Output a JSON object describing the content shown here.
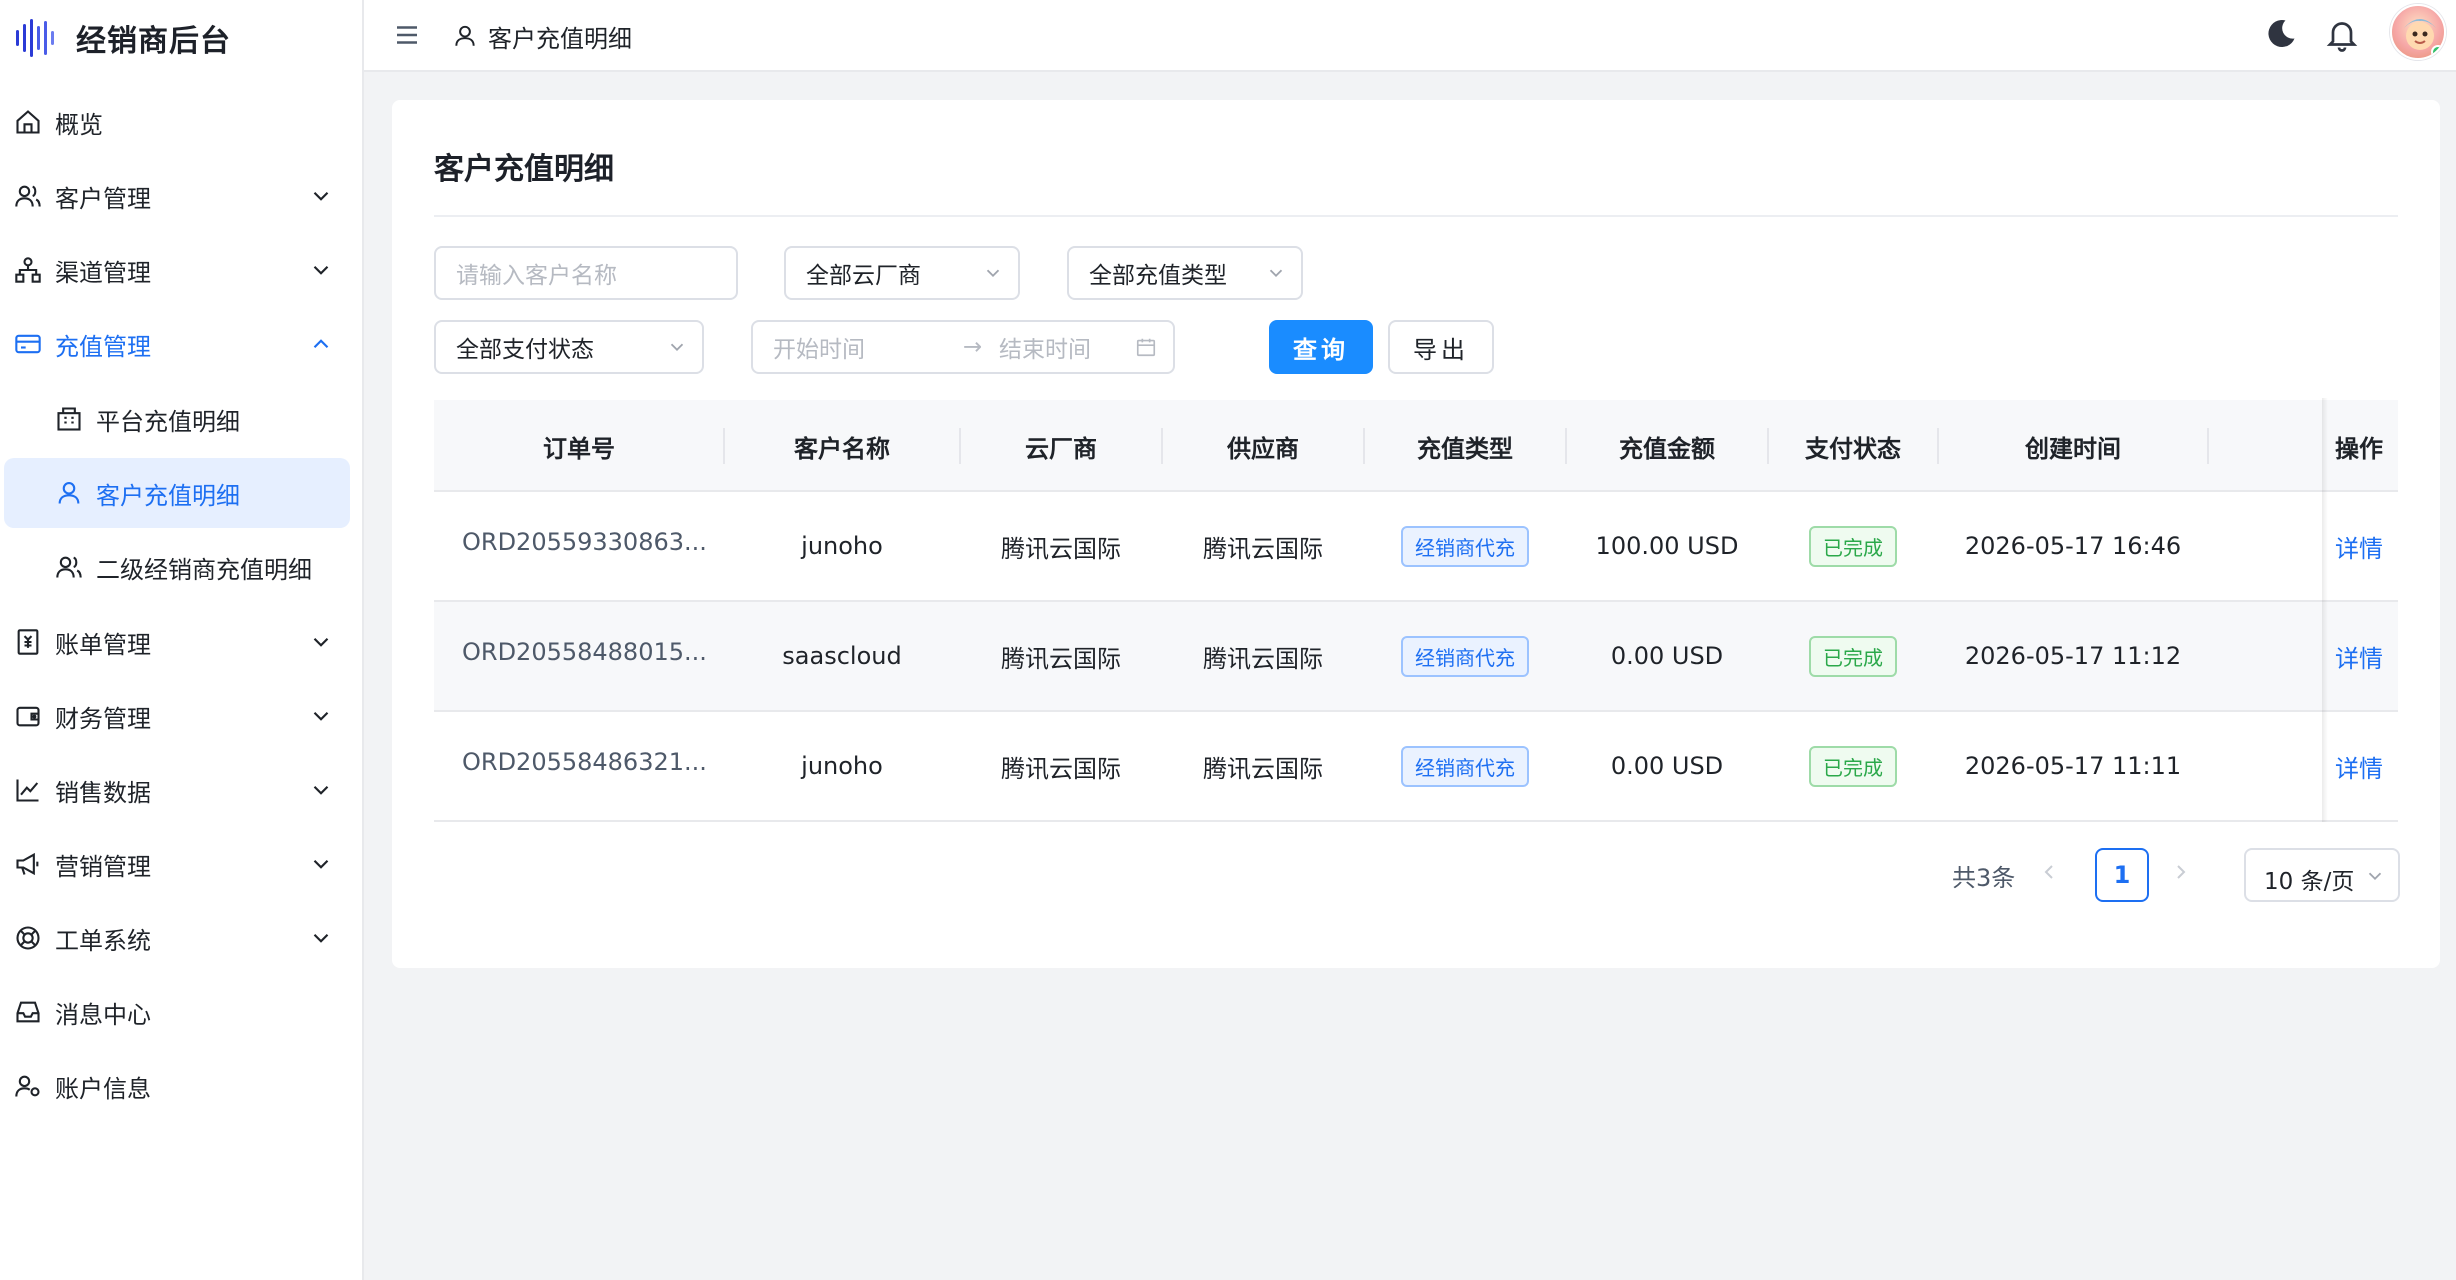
{
  "app": {
    "title": "经销商后台"
  },
  "sidebar": {
    "items": [
      {
        "label": "概览",
        "icon": "home-icon",
        "expandable": false
      },
      {
        "label": "客户管理",
        "icon": "users-icon",
        "expandable": true
      },
      {
        "label": "渠道管理",
        "icon": "channel-icon",
        "expandable": true
      },
      {
        "label": "充值管理",
        "icon": "card-icon",
        "expandable": true,
        "expanded": true,
        "children": [
          {
            "label": "平台充值明细",
            "icon": "building-icon"
          },
          {
            "label": "客户充值明细",
            "icon": "user-icon",
            "selected": true
          },
          {
            "label": "二级经销商充值明细",
            "icon": "users-icon"
          }
        ]
      },
      {
        "label": "账单管理",
        "icon": "bill-icon",
        "expandable": true
      },
      {
        "label": "财务管理",
        "icon": "wallet-icon",
        "expandable": true
      },
      {
        "label": "销售数据",
        "icon": "chart-line-icon",
        "expandable": true
      },
      {
        "label": "营销管理",
        "icon": "megaphone-icon",
        "expandable": true
      },
      {
        "label": "工单系统",
        "icon": "lifebuoy-icon",
        "expandable": true
      },
      {
        "label": "消息中心",
        "icon": "inbox-icon",
        "expandable": false
      },
      {
        "label": "账户信息",
        "icon": "user-settings-icon",
        "expandable": false
      }
    ]
  },
  "header": {
    "breadcrumb": "客户充值明细",
    "icons": [
      "menu-icon",
      "moon-icon",
      "bell-icon"
    ]
  },
  "page": {
    "title": "客户充值明细",
    "filters": {
      "customer_placeholder": "请输入客户名称",
      "cloud_vendor": "全部云厂商",
      "recharge_type": "全部充值类型",
      "pay_status": "全部支付状态",
      "start_placeholder": "开始时间",
      "end_placeholder": "结束时间",
      "range_sep": "→"
    },
    "buttons": {
      "query": "查询",
      "export": "导出"
    }
  },
  "table": {
    "columns": [
      "订单号",
      "客户名称",
      "云厂商",
      "供应商",
      "充值类型",
      "充值金额",
      "支付状态",
      "创建时间",
      "操作"
    ],
    "rows": [
      {
        "order": "ORD20559330863...",
        "customer": "junoho",
        "cloud": "腾讯云国际",
        "supplier": "腾讯云国际",
        "type": "经销商代充",
        "amount": "100.00 USD",
        "status": "已完成",
        "created": "2026-05-17 16:46",
        "action": "详情"
      },
      {
        "order": "ORD20558488015...",
        "customer": "saascloud",
        "cloud": "腾讯云国际",
        "supplier": "腾讯云国际",
        "type": "经销商代充",
        "amount": "0.00 USD",
        "status": "已完成",
        "created": "2026-05-17 11:12",
        "action": "详情"
      },
      {
        "order": "ORD20558486321...",
        "customer": "junoho",
        "cloud": "腾讯云国际",
        "supplier": "腾讯云国际",
        "type": "经销商代充",
        "amount": "0.00 USD",
        "status": "已完成",
        "created": "2026-05-17 11:11",
        "action": "详情"
      }
    ]
  },
  "pagination": {
    "total": "共3条",
    "current": "1",
    "page_size": "10 条/页"
  },
  "colors": {
    "primary": "#1a8cff",
    "link": "#1d6ff2",
    "success": "#2ba84a",
    "selected_bg": "#e6efff"
  }
}
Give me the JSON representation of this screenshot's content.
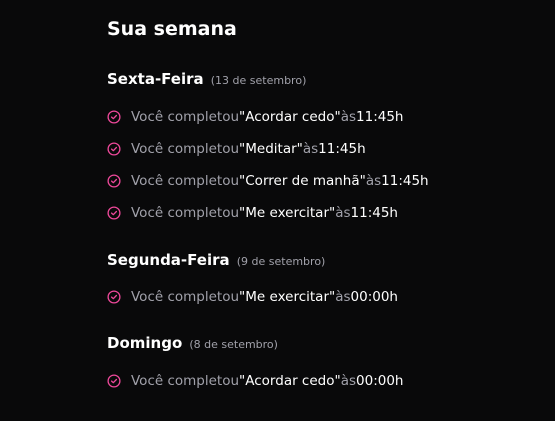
{
  "page_title": "Sua semana",
  "accent_color": "#ec4899",
  "days": [
    {
      "name": "Sexta-Feira",
      "date": "(13 de setembro)",
      "entries": [
        {
          "icon": "check-circle-icon",
          "prefix": "Você completou ",
          "habit": "\"Acordar cedo\"",
          "connector": " às ",
          "time": "11:45h"
        },
        {
          "icon": "check-circle-icon",
          "prefix": "Você completou ",
          "habit": "\"Meditar\"",
          "connector": " às ",
          "time": "11:45h"
        },
        {
          "icon": "check-circle-icon",
          "prefix": "Você completou ",
          "habit": "\"Correr de manhã\"",
          "connector": " às ",
          "time": "11:45h"
        },
        {
          "icon": "check-circle-icon",
          "prefix": "Você completou ",
          "habit": "\"Me exercitar\"",
          "connector": " às ",
          "time": "11:45h"
        }
      ]
    },
    {
      "name": "Segunda-Feira",
      "date": "(9 de setembro)",
      "entries": [
        {
          "icon": "check-circle-icon",
          "prefix": "Você completou ",
          "habit": "\"Me exercitar\"",
          "connector": " às ",
          "time": "00:00h"
        }
      ]
    },
    {
      "name": "Domingo",
      "date": "(8 de setembro)",
      "entries": [
        {
          "icon": "check-circle-icon",
          "prefix": "Você completou ",
          "habit": "\"Acordar cedo\"",
          "connector": " às ",
          "time": "00:00h"
        }
      ]
    }
  ]
}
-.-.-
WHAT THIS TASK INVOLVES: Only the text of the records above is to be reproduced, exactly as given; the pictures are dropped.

ANSWER BELOW:
Output a JSON object describing the content shown here.
{
  "app": {
    "title": "经销商后台"
  },
  "sidebar": {
    "items": [
      {
        "label": "概览",
        "icon": "home-icon",
        "expandable": false
      },
      {
        "label": "客户管理",
        "icon": "users-icon",
        "expandable": true
      },
      {
        "label": "渠道管理",
        "icon": "channel-icon",
        "expandable": true
      },
      {
        "label": "充值管理",
        "icon": "card-icon",
        "expandable": true,
        "expanded": true,
        "children": [
          {
            "label": "平台充值明细",
            "icon": "building-icon"
          },
          {
            "label": "客户充值明细",
            "icon": "user-icon",
            "selected": true
          },
          {
            "label": "二级经销商充值明细",
            "icon": "users-icon"
          }
        ]
      },
      {
        "label": "账单管理",
        "icon": "bill-icon",
        "expandable": true
      },
      {
        "label": "财务管理",
        "icon": "wallet-icon",
        "expandable": true
      },
      {
        "label": "销售数据",
        "icon": "chart-line-icon",
        "expandable": true
      },
      {
        "label": "营销管理",
        "icon": "megaphone-icon",
        "expandable": true
      },
      {
        "label": "工单系统",
        "icon": "lifebuoy-icon",
        "expandable": true
      },
      {
        "label": "消息中心",
        "icon": "inbox-icon",
        "expandable": false
      },
      {
        "label": "账户信息",
        "icon": "user-settings-icon",
        "expandable": false
      }
    ]
  },
  "header": {
    "breadcrumb": "客户充值明细",
    "icons": [
      "menu-icon",
      "moon-icon",
      "bell-icon"
    ]
  },
  "page": {
    "title": "客户充值明细",
    "filters": {
      "customer_placeholder": "请输入客户名称",
      "cloud_vendor": "全部云厂商",
      "recharge_type": "全部充值类型",
      "pay_status": "全部支付状态",
      "start_placeholder": "开始时间",
      "end_placeholder": "结束时间",
      "range_sep": "→"
    },
    "buttons": {
      "query": "查询",
      "export": "导出"
    }
  },
  "table": {
    "columns": [
      "订单号",
      "客户名称",
      "云厂商",
      "供应商",
      "充值类型",
      "充值金额",
      "支付状态",
      "创建时间",
      "操作"
    ],
    "rows": [
      {
        "order": "ORD20559330863...",
        "customer": "junoho",
        "cloud": "腾讯云国际",
        "supplier": "腾讯云国际",
        "type": "经销商代充",
        "amount": "100.00 USD",
        "status": "已完成",
        "created": "2026-05-17 16:46",
        "action": "详情"
      },
      {
        "order": "ORD20558488015...",
        "customer": "saascloud",
        "cloud": "腾讯云国际",
        "supplier": "腾讯云国际",
        "type": "经销商代充",
        "amount": "0.00 USD",
        "status": "已完成",
        "created": "2026-05-17 11:12",
        "action": "详情"
      },
      {
        "order": "ORD20558486321...",
        "customer": "junoho",
        "cloud": "腾讯云国际",
        "supplier": "腾讯云国际",
        "type": "经销商代充",
        "amount": "0.00 USD",
        "status": "已完成",
        "created": "2026-05-17 11:11",
        "action": "详情"
      }
    ]
  },
  "pagination": {
    "total": "共3条",
    "current": "1",
    "page_size": "10 条/页"
  },
  "colors": {
    "primary": "#1a8cff",
    "link": "#1d6ff2",
    "success": "#2ba84a",
    "selected_bg": "#e6efff"
  }
}
Give me the JSON representation of this screenshot's content.
{
  "page_title": "Sua semana",
  "accent_color": "#ec4899",
  "days": [
    {
      "name": "Sexta-Feira",
      "date": "(13 de setembro)",
      "entries": [
        {
          "icon": "check-circle-icon",
          "prefix": "Você completou ",
          "habit": "\"Acordar cedo\"",
          "connector": " às ",
          "time": "11:45h"
        },
        {
          "icon": "check-circle-icon",
          "prefix": "Você completou ",
          "habit": "\"Meditar\"",
          "connector": " às ",
          "time": "11:45h"
        },
        {
          "icon": "check-circle-icon",
          "prefix": "Você completou ",
          "habit": "\"Correr de manhã\"",
          "connector": " às ",
          "time": "11:45h"
        },
        {
          "icon": "check-circle-icon",
          "prefix": "Você completou ",
          "habit": "\"Me exercitar\"",
          "connector": " às ",
          "time": "11:45h"
        }
      ]
    },
    {
      "name": "Segunda-Feira",
      "date": "(9 de setembro)",
      "entries": [
        {
          "icon": "check-circle-icon",
          "prefix": "Você completou ",
          "habit": "\"Me exercitar\"",
          "connector": " às ",
          "time": "00:00h"
        }
      ]
    },
    {
      "name": "Domingo",
      "date": "(8 de setembro)",
      "entries": [
        {
          "icon": "check-circle-icon",
          "prefix": "Você completou ",
          "habit": "\"Acordar cedo\"",
          "connector": " às ",
          "time": "00:00h"
        }
      ]
    }
  ]
}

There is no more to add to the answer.